Biopharmaceuticals are large, complex, fragile molecules requiring specialized handling during fill-and-finish. In addition to needing an aseptic environment, biologics are sticky and pressure sensitive. To accommodate these special needs, CMOs routinely use coated or nonreactive components and gentle pumps to preserve the biological activity of the final drug product. Increasingly, new products in the pipeline require further special handling.
For example, antibodies conjugated to cytotoxic small molecules need sophisticated containment to protect personnel or live bacterial vaccines that must be kept alive and prevented from escaping. These new products provide an opportunity for CMOs to develop different specialized expertise rather than increasing capacity for biologics with routine manufacturing needs.
Biotechnology companies also use CMOs for innovative stabilization formulation. Lyophilization is the most frequently used stabilization technology, but it is a finicky procedure and challenging to scale up. Many biotechnology companies can accommodate their liquid-fill drug products with internal resources but will outsource any lyophilized products. Biotechnology companies are seeking formulation processes other than lyophilization in order to reduce the cost and problems associated with lyophilization. In addition, certain biopharmaceuticals are not stabilized by lyophilization; therefore, they need a different stabilization method.
An example of a CMO investing to meet these needs is Boehringer Ingelheim Pharma. According to Friedrich Haefele, head of fill-and-finish biopharma, “We offer the whole range from drug product development to final packaging. We have expertise in pre-formulation/formulation, packaging and process development as well as clinical supply capabilities for Phases I–III and we are very flexible regarding packaging formats and a wide range of batch sizes.”

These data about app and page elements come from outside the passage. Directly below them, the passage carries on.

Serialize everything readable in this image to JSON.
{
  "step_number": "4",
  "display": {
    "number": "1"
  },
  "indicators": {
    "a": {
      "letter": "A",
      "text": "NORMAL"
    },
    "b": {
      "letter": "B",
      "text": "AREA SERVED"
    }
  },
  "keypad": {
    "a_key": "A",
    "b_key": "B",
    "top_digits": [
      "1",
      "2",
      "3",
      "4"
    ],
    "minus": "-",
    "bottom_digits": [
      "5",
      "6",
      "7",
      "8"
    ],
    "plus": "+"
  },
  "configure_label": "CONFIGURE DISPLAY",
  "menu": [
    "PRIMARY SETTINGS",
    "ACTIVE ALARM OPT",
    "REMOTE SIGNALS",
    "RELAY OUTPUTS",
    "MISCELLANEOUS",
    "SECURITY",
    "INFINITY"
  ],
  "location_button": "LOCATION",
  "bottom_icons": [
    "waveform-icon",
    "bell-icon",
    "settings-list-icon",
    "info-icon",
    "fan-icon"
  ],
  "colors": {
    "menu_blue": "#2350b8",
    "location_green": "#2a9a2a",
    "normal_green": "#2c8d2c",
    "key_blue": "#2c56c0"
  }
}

Haefele also notes that Boehringer Ingelheim has addressed these specialized needs by “implementing innovative drug delivery technologies according to the trends on the current global market for vials (liquid and freeze-dried) in isolator technology and pre-filled syringes in a restricted access barrier system. We are currently constructing a new line in isolator technology for liquid and double chamber cartridges. We expect installation at the end of 2011, and operation in 2013. We have high flexibility to manufacture a wide range of batch sizes and primary packaging formats.”